··· TASK MATERIAL

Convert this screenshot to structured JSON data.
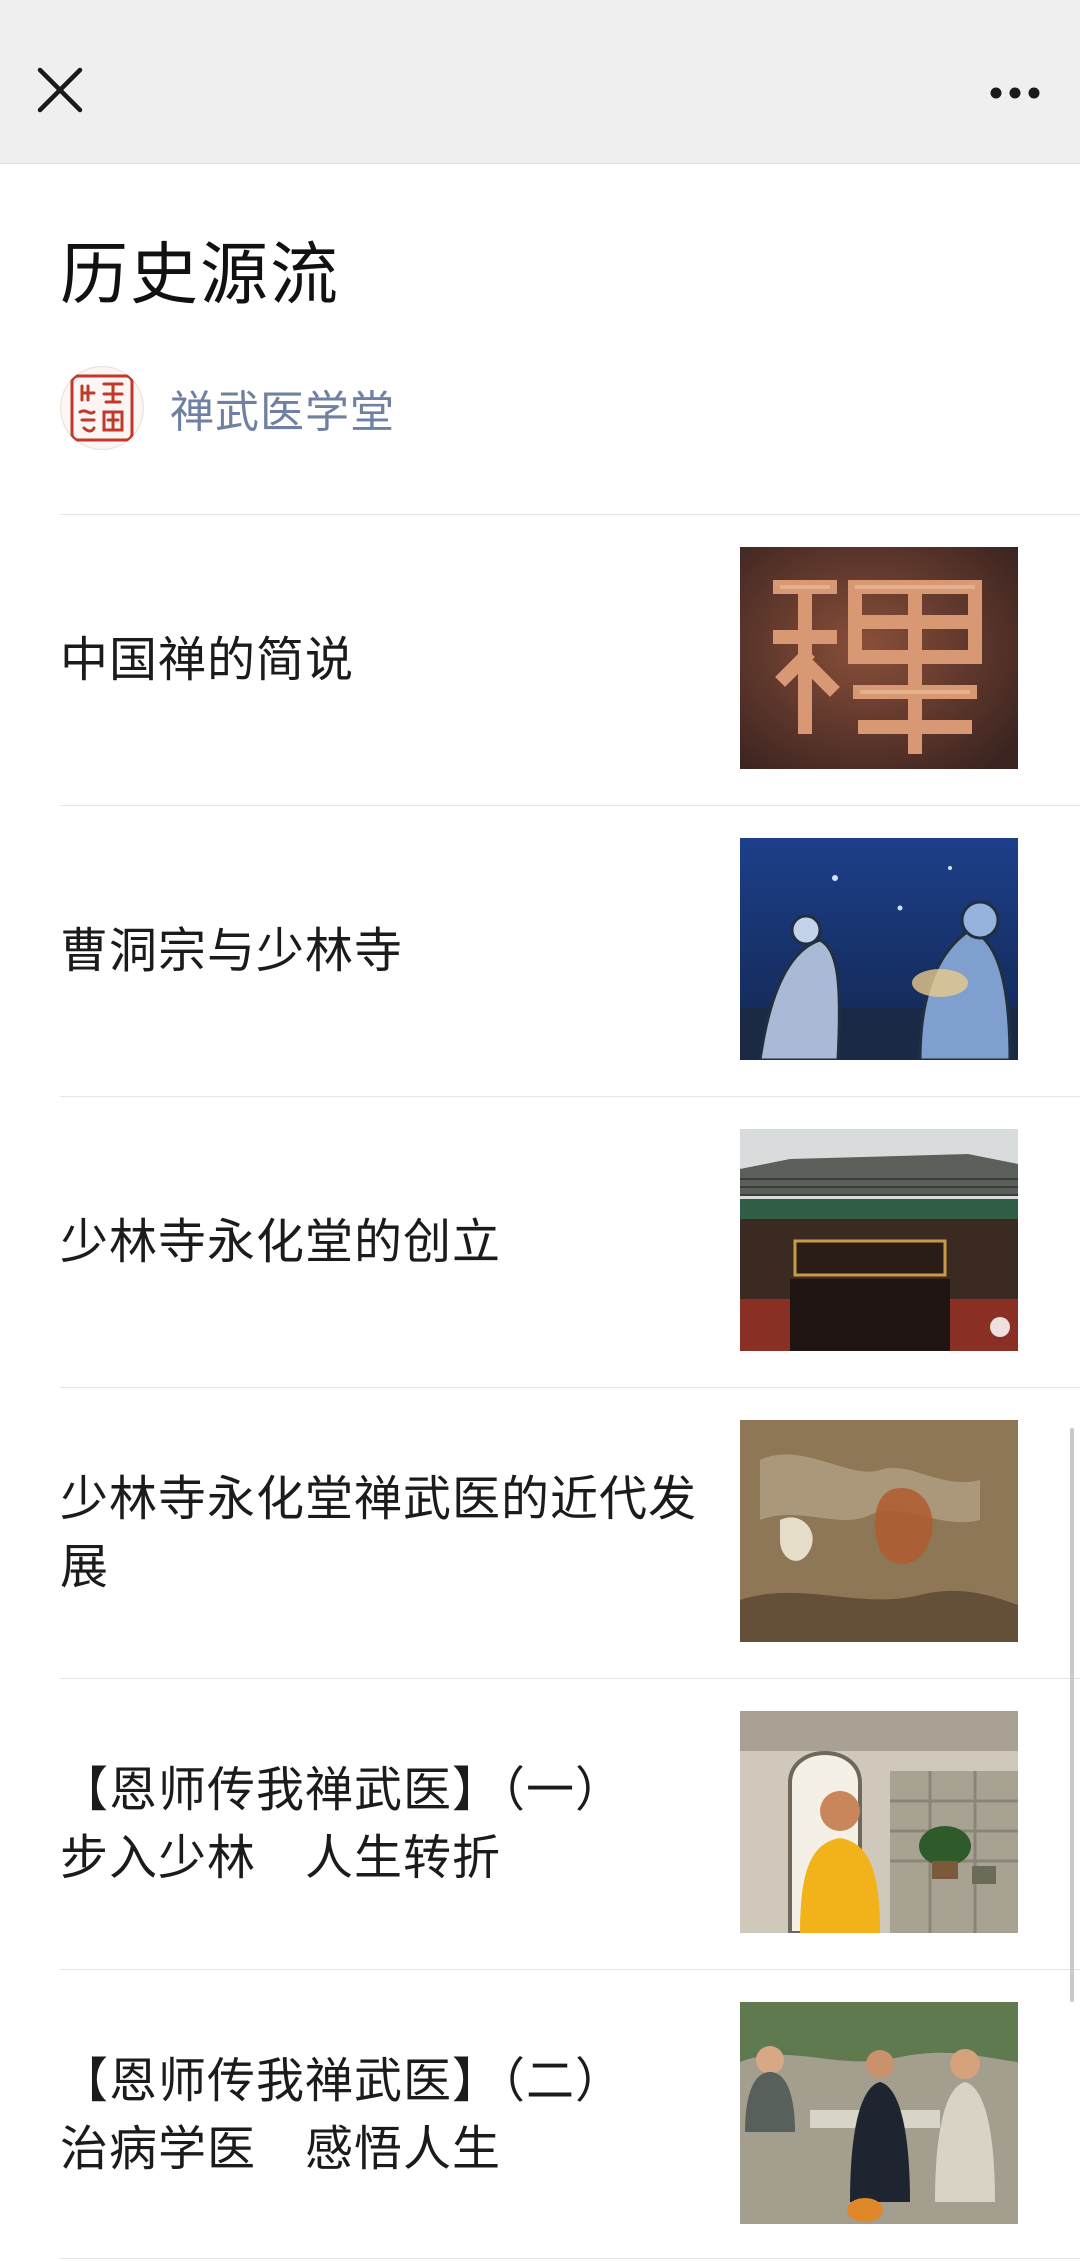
{
  "page": {
    "title": "历史源流"
  },
  "author": {
    "name": "禅武医学堂",
    "avatar_icon": "seal-stamp-avatar",
    "avatar_color": "#c0392b"
  },
  "toolbar": {
    "close_icon": "close-icon",
    "more_icon": "more-icon"
  },
  "articles": [
    {
      "title": "中国禅的简说",
      "thumbnail": "calligraphy-chan-character"
    },
    {
      "title": "曹洞宗与少林寺",
      "thumbnail": "illustrated-monks-night"
    },
    {
      "title": "少林寺永化堂的创立",
      "thumbnail": "temple-gate-roof"
    },
    {
      "title": "少林寺永化堂禅武医的近代发展",
      "thumbnail": "ancient-mural"
    },
    {
      "title": "【恩师传我禅武医】（一）\n步入少林　人生转折",
      "thumbnail": "monk-in-yellow-robe"
    },
    {
      "title": "【恩师传我禅武医】（二）\n治病学医　感悟人生",
      "thumbnail": "monks-at-stone-table"
    }
  ],
  "colors": {
    "topbar_bg": "#efefef",
    "author_link": "#6f80a3",
    "divider": "#e6e6e6"
  }
}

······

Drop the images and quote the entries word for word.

Convert this screenshot to structured JSON data.
{
  "page": {
    "title": "历史源流"
  },
  "author": {
    "name": "禅武医学堂",
    "avatar_icon": "seal-stamp-avatar",
    "avatar_color": "#c0392b"
  },
  "toolbar": {
    "close_icon": "close-icon",
    "more_icon": "more-icon"
  },
  "articles": [
    {
      "title": "中国禅的简说",
      "thumbnail": "calligraphy-chan-character"
    },
    {
      "title": "曹洞宗与少林寺",
      "thumbnail": "illustrated-monks-night"
    },
    {
      "title": "少林寺永化堂的创立",
      "thumbnail": "temple-gate-roof"
    },
    {
      "title": "少林寺永化堂禅武医的近代发展",
      "thumbnail": "ancient-mural"
    },
    {
      "title": "【恩师传我禅武医】（一）\n步入少林　人生转折",
      "thumbnail": "monk-in-yellow-robe"
    },
    {
      "title": "【恩师传我禅武医】（二）\n治病学医　感悟人生",
      "thumbnail": "monks-at-stone-table"
    }
  ],
  "colors": {
    "topbar_bg": "#efefef",
    "author_link": "#6f80a3",
    "divider": "#e6e6e6"
  }
}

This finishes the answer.